With this idea in mind, I removed the covers from the dog ear P90s, and re-screwed the pickups into the body. I have noticed that the clarity has improved a good deal, and looks ever better than before.


However at a gig this morning, the upper neck pickup screw apparently was not completely secured, and the pickup “popped”, literally out of place! At least this happened during a guitar break during the song, and I was able to repair it quickly! (Nothing a little washer can’t fix)

More pedal art to come soon! I’m waiting for the natural light to be perfect, and I have a new technique you guys will love! Here’s a sneak peek!



Happy Recording!

Playing In Weird Places

So I’ve played either with a band or solo in over 400 different gatherings, locations, and celebrations, and during many of these escapades, I have ended up in strange places. One of the most memorable of these was the time that me and our current band at the time (The Fate) were playing for our bassists sisters’ wedding. Being that the actual wedding was on the beach, and reception a few miles away, we scrambled to break down and set up everything once again in the reception hall- mind you, that we had to do all of this before the hundreds of hungry family members and friends decended among the place. By the time we had finally gotten all of our equipment in working order (no thanks to the 100 degree weather) The throngs of happy, hungry people were waiting at the door. Guitars, amplifiers, and band members still covered in sweat and sand began to perform the 2 hour set without missing a beat, and the wedding gig was a success.

Another strange place to perform was inside of a women’s department store during a clearance blowout sale. The manager being tipped off that I was a somewhat successful musician of the area, called me, needing some type of live performance during the sale. With only 3 days to prepare a two hour set list, I hastily covered old songs that have always been a staple to my solo gigs. Playing in a department store is odd enough, though it only became more awkward when I was asked to set up in front of the women’s pajamas and robes. So I play the first two hours without a hitch, making over $80 in tips an hour, the likes of which I’ve never seen playing small, quiet coffee shops. Once my set is complete, I walk by the manager to inform her that I was going to take a break, and afterward, pack up. She quickly stopped me and said “You don’t understand; the sale is from 5-9pm. You have to play for the entire sale!” I quickly explain to her that I only have 34 songs on the list, and that people do not want to hear the same stuff over and over again, to which she replied “I don;t care what you play as long as you make it creative and can keep it going for the next two hours.” With that, I sat back down, with no lyrics, no chords to play, nothing, yet began to play. I played 28 songs and 3 jam sessions without the need of lyrics or any type of musical aid. I ended up making almost $400 in tips alone and made the company $3,000 more than expected due to the attraction of attention.

A shorter, yet still interesting place was during a high school testimony session with my friend and bassist Caleb Barefoot on guitar. (Caleb is also an accomplished guitar player as well) For two and a half hours without break, we had to play fingerstyle acoustic melodies that were very dark in nature, in order to keep the mood serious throughout the meeting.

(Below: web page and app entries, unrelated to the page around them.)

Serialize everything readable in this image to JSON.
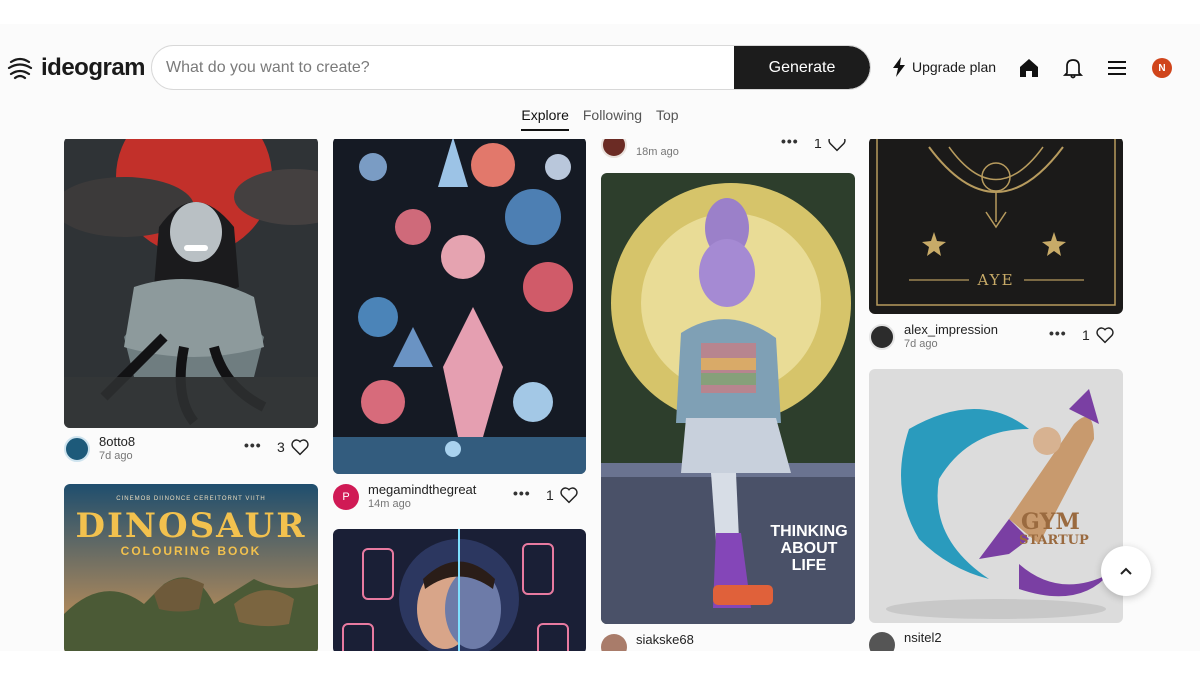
{
  "brand": {
    "name": "ideogram"
  },
  "search": {
    "placeholder": "What do you want to create?",
    "button_label": "Generate"
  },
  "header": {
    "upgrade_label": "Upgrade plan",
    "user_initial": "N"
  },
  "tabs": [
    {
      "label": "Explore",
      "active": true
    },
    {
      "label": "Following",
      "active": false
    },
    {
      "label": "Top",
      "active": false
    }
  ],
  "posts": {
    "c1p1": {
      "user": "8otto8",
      "ago": "7d ago",
      "likes": "3"
    },
    "c2p1": {
      "user": "megamindthegreat",
      "ago": "14m ago",
      "likes": "1"
    },
    "c3p0": {
      "user": "",
      "ago": "18m ago",
      "likes": "1"
    },
    "c3p1": {
      "user": "siakske68",
      "ago": "",
      "likes": ""
    },
    "c4p1": {
      "user": "alex_impression",
      "ago": "7d ago",
      "likes": "1"
    },
    "c4p2": {
      "user": "nsitel2",
      "ago": "",
      "likes": ""
    }
  },
  "image_text": {
    "dino_title": "DINOSAUR",
    "dino_sub": "COLOURING BOOK",
    "dino_top": "CINEMOB DIINONCE CEREITORNT VIITH",
    "buddha_1": "THINKING",
    "buddha_2": "ABOUT",
    "buddha_3": "LIFE",
    "aye": "AYE",
    "gym_1": "GYM",
    "gym_2": "STARTUP"
  },
  "colors": {
    "accent": "#1c1c1c",
    "avatar": "#d0451b"
  }
}
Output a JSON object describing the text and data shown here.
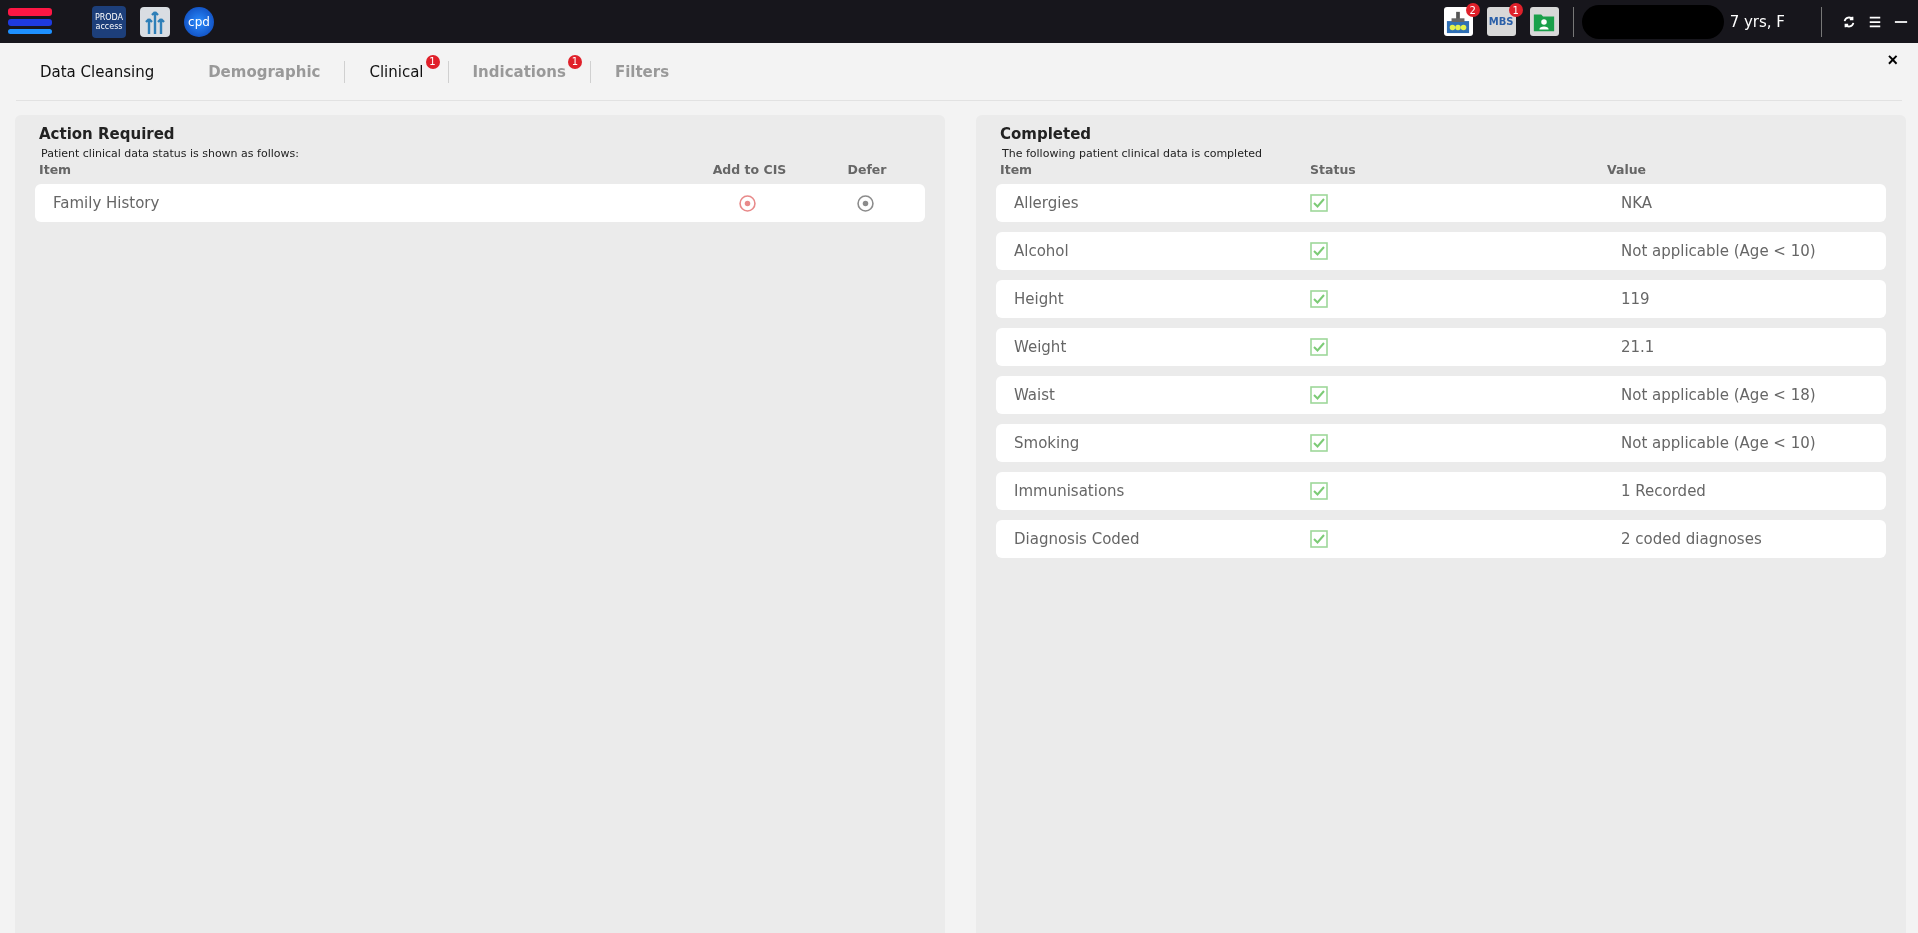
{
  "topbar": {
    "apps": [
      {
        "kind": "proda",
        "label": "PRODA",
        "sublabel": "access"
      },
      {
        "kind": "arrows"
      },
      {
        "kind": "cpd",
        "label": "cpd"
      }
    ],
    "tools": [
      {
        "kind": "meter",
        "badge": "2",
        "selected": true
      },
      {
        "kind": "mbs",
        "label": "MBS",
        "badge": "1",
        "selected": false
      },
      {
        "kind": "folder",
        "selected": false
      }
    ],
    "patient": {
      "summary": "7 yrs, F"
    }
  },
  "title": "Data Cleansing",
  "tabs": [
    {
      "label": "Demographic",
      "selected": false
    },
    {
      "label": "Clinical",
      "selected": true,
      "badge": "1"
    },
    {
      "label": "Indications",
      "selected": false,
      "badge": "1"
    },
    {
      "label": "Filters",
      "selected": false
    }
  ],
  "close": "×",
  "action_required": {
    "title": "Action Required",
    "subtitle": "Patient clinical data status is shown as follows:",
    "columns": [
      "Item",
      "Add to CIS",
      "Defer"
    ],
    "rows": [
      {
        "item": "Family History",
        "options": [
          {
            "color": "#e88a8a"
          },
          {
            "color": "#8c8c8c"
          }
        ]
      }
    ]
  },
  "completed": {
    "title": "Completed",
    "subtitle": "The following patient clinical data is completed",
    "columns": [
      "Item",
      "Status",
      "Value"
    ],
    "rows": [
      {
        "item": "Allergies",
        "checked": true,
        "value": "NKA"
      },
      {
        "item": "Alcohol",
        "checked": true,
        "value": "Not applicable (Age < 10)"
      },
      {
        "item": "Height",
        "checked": true,
        "value": "119"
      },
      {
        "item": "Weight",
        "checked": true,
        "value": "21.1"
      },
      {
        "item": "Waist",
        "checked": true,
        "value": "Not applicable (Age < 18)"
      },
      {
        "item": "Smoking",
        "checked": true,
        "value": "Not applicable (Age < 10)"
      },
      {
        "item": "Immunisations",
        "checked": true,
        "value": "1 Recorded"
      },
      {
        "item": "Diagnosis Coded",
        "checked": true,
        "value": "2 coded diagnoses"
      }
    ]
  }
}
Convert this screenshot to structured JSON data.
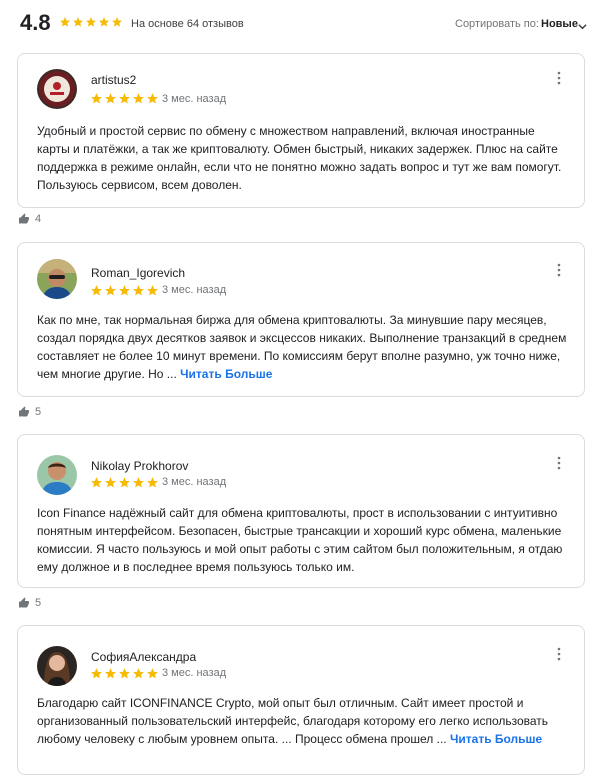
{
  "header": {
    "rating": "4.8",
    "stars": 5,
    "based_on": "На основе 64 отзывов",
    "sort_label": "Сортировать по:",
    "sort_value": "Новые"
  },
  "colors": {
    "star": "#f6bb06",
    "link": "#1a73e8",
    "border": "#dadce0",
    "muted": "#70757a"
  },
  "icons": {
    "star": "star-icon",
    "more": "more-vertical-icon",
    "like": "thumbs-up-icon",
    "sort": "chevron-down-icon"
  },
  "reviews": [
    {
      "author": "artistus2",
      "stars": 5,
      "date": "3 мес. назад",
      "text": "Удобный и простой сервис по обмену с множеством направлений, включая иностранные карты и платёжки, а так же криптовалюту. Обмен быстрый, никаких задержек. Плюс на сайте поддержка в режиме онлайн, если что не понятно можно задать вопрос и тут же вам помогут. Пользуюсь сервисом, всем доволен.",
      "read_more": "",
      "likes": "4"
    },
    {
      "author": "Roman_Igorevich",
      "stars": 5,
      "date": "3 мес. назад",
      "text": "Как по мне, так нормальная биржа для обмена криптовалюты. За минувшие пару месяцев, создал порядка двух десятков заявок и эксцессов никаких. Выполнение транзакций в среднем составляет не более 10 минут времени. По комиссиям берут вполне разумно, уж точно ниже, чем многие другие. Но ... ",
      "read_more": "Читать Больше",
      "likes": "5"
    },
    {
      "author": "Nikolay Prokhorov",
      "stars": 5,
      "date": "3 мес. назад",
      "text": "Icon Finance надёжный сайт для обмена криптовалюты, прост в использовании с интуитивно понятным интерфейсом. Безопасен, быстрые трансакции и хороший курс обмена, маленькие комиссии. Я часто пользуюсь и мой опыт работы с этим сайтом был положительным, я отдаю ему должное и в последнее время пользуюсь только им.",
      "read_more": "",
      "likes": "5"
    },
    {
      "author": "СофияАлександра",
      "stars": 5,
      "date": "3 мес. назад",
      "text": "Благодарю сайт ICONFINANCE Crypto, мой опыт был отличным.  Сайт имеет простой и организованный пользовательский интерфейс, благодаря которому его легко использовать любому человеку с любым уровнем опыта. ... Процесс обмена прошел ... ",
      "read_more": "Читать Больше",
      "likes": ""
    }
  ]
}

This also happened to be the same stage we played a rockabilly christmas show for a high school PTF meeting during the holidays a few years before.

Finally, one of the most bizarre and chilling places I’ve played was my own uncle’s funeral. Playing only two short songs atop a small stage in the funeral home parlor, I sang down to the casket that held my uncle, who passed away at just 45 from cancer. Not only was this very difficult to follow through with, but I also had to play a graveside rendition of Amazing Grace as the funeral was closed out.

I have played in many quirky places; from art galleries, community colleges, churches, coffee houses, street corners, barns, even attics, but cannot write or even recall all of them now. Being a musician will take you to strange places. Sometimes good, other times not as much, but you will always remember that no matter where you are or how awkward the circumstances may be, you will be remembered for playing in these awkward places.